She said rulings against the government and legislature over the years had always been done responsibly and with restraint.

Opinion polls show a majority of Israelis are against the way the government is ploughing ahead with the reforms. Many conservatives and liberals say they want a compromise solution, such as the one being pushed by President Isaac Herzog.

The surveys show a quarter to a third of Israelis stand firmly behind the reform drive.

West Bank settlers account for about 5% of Israelis. They include some parts of the fast-growing Ultra-Orthodox community, which nurses its own grievances against the court and makes up about 13% of the population.

Other supporters of the reforms come from Netanyahu's Likud party, the biggest in parliament.

But for many protesters, the judicial plans have become the front line in a battle for Israel's identity.

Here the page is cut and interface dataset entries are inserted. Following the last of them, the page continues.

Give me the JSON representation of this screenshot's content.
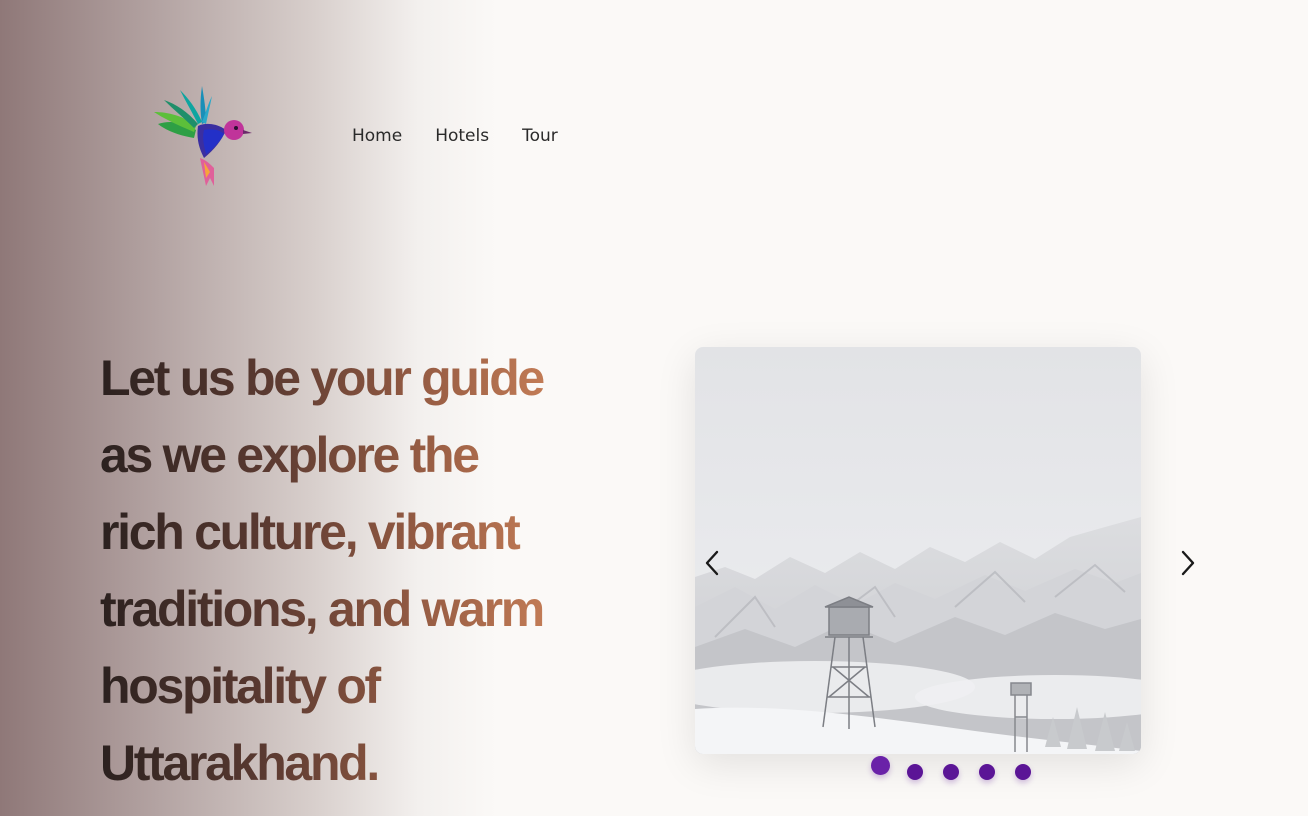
{
  "logo": {
    "icon": "hummingbird-logo-icon"
  },
  "nav": {
    "items": [
      {
        "label": "Home"
      },
      {
        "label": "Hotels"
      },
      {
        "label": "Tour"
      }
    ]
  },
  "hero": {
    "lines": [
      "Let us be your guide",
      "as we explore the",
      "rich culture, vibrant",
      "traditions, and warm",
      "hospitality of",
      "Uttarakhand."
    ]
  },
  "carousel": {
    "prev_icon": "chevron-left-icon",
    "next_icon": "chevron-right-icon",
    "slide_image": "snowy-mountain-watchtower-photo",
    "slide_count": 5,
    "active_index": 0,
    "dot_color": "#5b1596"
  },
  "colors": {
    "text_dark": "#2b211f",
    "text_accent": "#d78b5f",
    "background": "#fbf9f7",
    "left_gradient": "#8f7878"
  }
}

"1973 - Yom Kippur War. 1982 - Lebanon War. 2023 - War to save Democracy."

So read a placard carried by an army veteran marching with other reservists on a cold February morning along a hilltop that straddles the highway from the freewheeling business hub Tel Aviv to the poorer and more religious Jerusalem.

"This country is changing from being democratic, liberal to a very religious country," said former commando Itzhak Aviram. "As we fought once for Israel, we are still fighting for democratic Israel."

A few days after the reservists protested, former heads of Israel's National Security Council, including hawkish Netanyahu appointments, urged political leaders to compromise in a letter to the parliament speaker.

They wrote in the undated letter, which has been seen by Reuters and was circulated around Feb. 10, that the depth of the divisions could weaken Israel's ability to withstand external threats.

"We identify the intensity of the present social and political conflict as a danger to national resilience," read the letter signed by 12 people including former Mossad chief Yossi Cohen, who is widely seen as a Netanyahu confidant.

There is alarm in the business community too.

Worried central bankers have urged politicians to slow down, some technology firms have said they're moving their money out the country and leading economists foresee disaster as the currency slumped to its weakest in years.

Israel's mainly Muslim Arab minority, which makes up about a fifth of the population, may find the reforms troubling too.

Israel's Arab citizens, who often lament being treated as second-class citizens, are well aware of the dangers posed by the proposed changes, said lawmaker Mansour Abbas, head of the United Arab List faction.

Fellow opposition lawmaker Moshe Torpaz, an observant Jew and member of the centrist There is a Future party, urged parliament's Constitution, Law and Justice Committee on Feb. 5 to put the brakes on the contentious legislation.

"You are tearing us apart with what you're doing here into two peoples: Judea and Israel."


For some in the ultra-Orthodox community, a more divided society might not be a bad thing.

"We are a people of tribes - each should stay in his own," said Yitzhak Pindrus, a lawmaker from the ultra-Orthodox UTJ party. "The Supreme Court has challenged parliament time and again, playing politics, not nicely."

Some ultra-Orthodox politicians, loyal allies of Netanyahu who is on trial for corruption charges he denies, are aggrieved with the court for striking down cabinet appointments because of past criminal convictions.

Others want a law providing blanket exemption to religious seminary students from military conscription.

Past attempts to give religious students the right to skip army service to pursue full-time studies have been thrown out by the Supreme Court for breaching equality.

Ultra-Orthodox leaders say their men must dedicate their time to the study of scripture to ensure the continued survival of the Jewish people.

That's not an argument popular with army veterans setting off to protest from a park named after Yitzhak Rabin, the prime minister assassinated in 1995 by a nationalist-religious student trying to stop a land-for-peace deal with the Palestinians.

"We won't let this legal putsch happen," said Ilan Margalit, a 69-year-old former fighter pilot.

(Additional reporting by Emily Rose and Dan Williams; Writing by Maayan Lubell; Editing by James Mackenzie and David Clarke)